In a recent issue of The Journal Ilfeld and Holder1 reported a case of traumatic paralysis of the serratus anterior muscle seen in their service at Camp Callan, California. The winged scapula in their patient resulted from trauma incidental to carrying a full knapsack. Two cases of paralysis of the serratus anterior muscle were seen at the Station Hospital, Langley Field, Virginia, in September. Because of the rarity of this condition and the unusual cause of these 2 cases, the findings seemed important enough to record in the medical literature.
Private W. Q., aged 26, admitted to the Station Hospital Sept. 24, 1942, complained of a recurrent dislocation of his left shoulder on lifting heavy objects. He gave a history of having his left shoulder slip "out of place" when he lifted a garbage can on Sept. 16, 1942 while working with a prison detail.

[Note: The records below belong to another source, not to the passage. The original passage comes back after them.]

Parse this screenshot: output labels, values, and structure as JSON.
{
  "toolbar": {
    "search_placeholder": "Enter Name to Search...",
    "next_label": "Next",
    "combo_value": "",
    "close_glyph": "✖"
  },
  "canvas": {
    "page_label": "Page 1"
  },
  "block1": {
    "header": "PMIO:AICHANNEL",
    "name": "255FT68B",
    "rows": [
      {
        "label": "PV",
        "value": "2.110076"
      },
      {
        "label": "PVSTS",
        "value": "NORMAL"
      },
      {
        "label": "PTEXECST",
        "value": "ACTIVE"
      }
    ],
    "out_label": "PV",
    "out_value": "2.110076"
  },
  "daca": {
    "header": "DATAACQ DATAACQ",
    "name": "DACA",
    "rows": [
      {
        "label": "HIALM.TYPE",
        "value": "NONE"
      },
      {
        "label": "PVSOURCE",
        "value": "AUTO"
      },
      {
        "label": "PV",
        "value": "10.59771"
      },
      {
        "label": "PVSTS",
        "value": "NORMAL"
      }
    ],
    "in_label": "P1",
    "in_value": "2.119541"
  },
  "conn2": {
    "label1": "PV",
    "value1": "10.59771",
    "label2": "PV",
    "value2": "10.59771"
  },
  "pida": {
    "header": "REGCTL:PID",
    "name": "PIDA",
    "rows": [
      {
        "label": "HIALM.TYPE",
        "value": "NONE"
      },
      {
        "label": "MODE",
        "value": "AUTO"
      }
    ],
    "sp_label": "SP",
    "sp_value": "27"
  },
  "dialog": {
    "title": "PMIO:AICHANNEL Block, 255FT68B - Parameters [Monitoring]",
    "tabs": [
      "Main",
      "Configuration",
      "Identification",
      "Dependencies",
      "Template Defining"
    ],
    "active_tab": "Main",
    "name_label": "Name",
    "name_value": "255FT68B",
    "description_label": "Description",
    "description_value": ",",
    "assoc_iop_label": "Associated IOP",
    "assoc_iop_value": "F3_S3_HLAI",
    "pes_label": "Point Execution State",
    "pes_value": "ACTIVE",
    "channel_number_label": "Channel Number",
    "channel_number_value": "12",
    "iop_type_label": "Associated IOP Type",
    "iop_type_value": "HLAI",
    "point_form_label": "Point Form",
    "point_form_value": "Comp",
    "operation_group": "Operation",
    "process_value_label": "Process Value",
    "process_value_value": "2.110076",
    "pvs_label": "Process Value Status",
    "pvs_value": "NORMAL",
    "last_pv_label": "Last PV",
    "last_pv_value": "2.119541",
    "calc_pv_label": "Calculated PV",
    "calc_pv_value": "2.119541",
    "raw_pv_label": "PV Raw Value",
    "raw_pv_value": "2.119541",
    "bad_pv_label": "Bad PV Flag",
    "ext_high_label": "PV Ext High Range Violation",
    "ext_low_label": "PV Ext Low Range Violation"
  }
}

Although right
Hauser CU, Martin WF. TWO ADDITIONAL CASES OF TRAUMATIC WINGED SCAPULA OCCURRING IN THE ARMED FORCES. JAMA. 1943;121(9):667–668. doi:10.1001/jama.1943.62840090002011a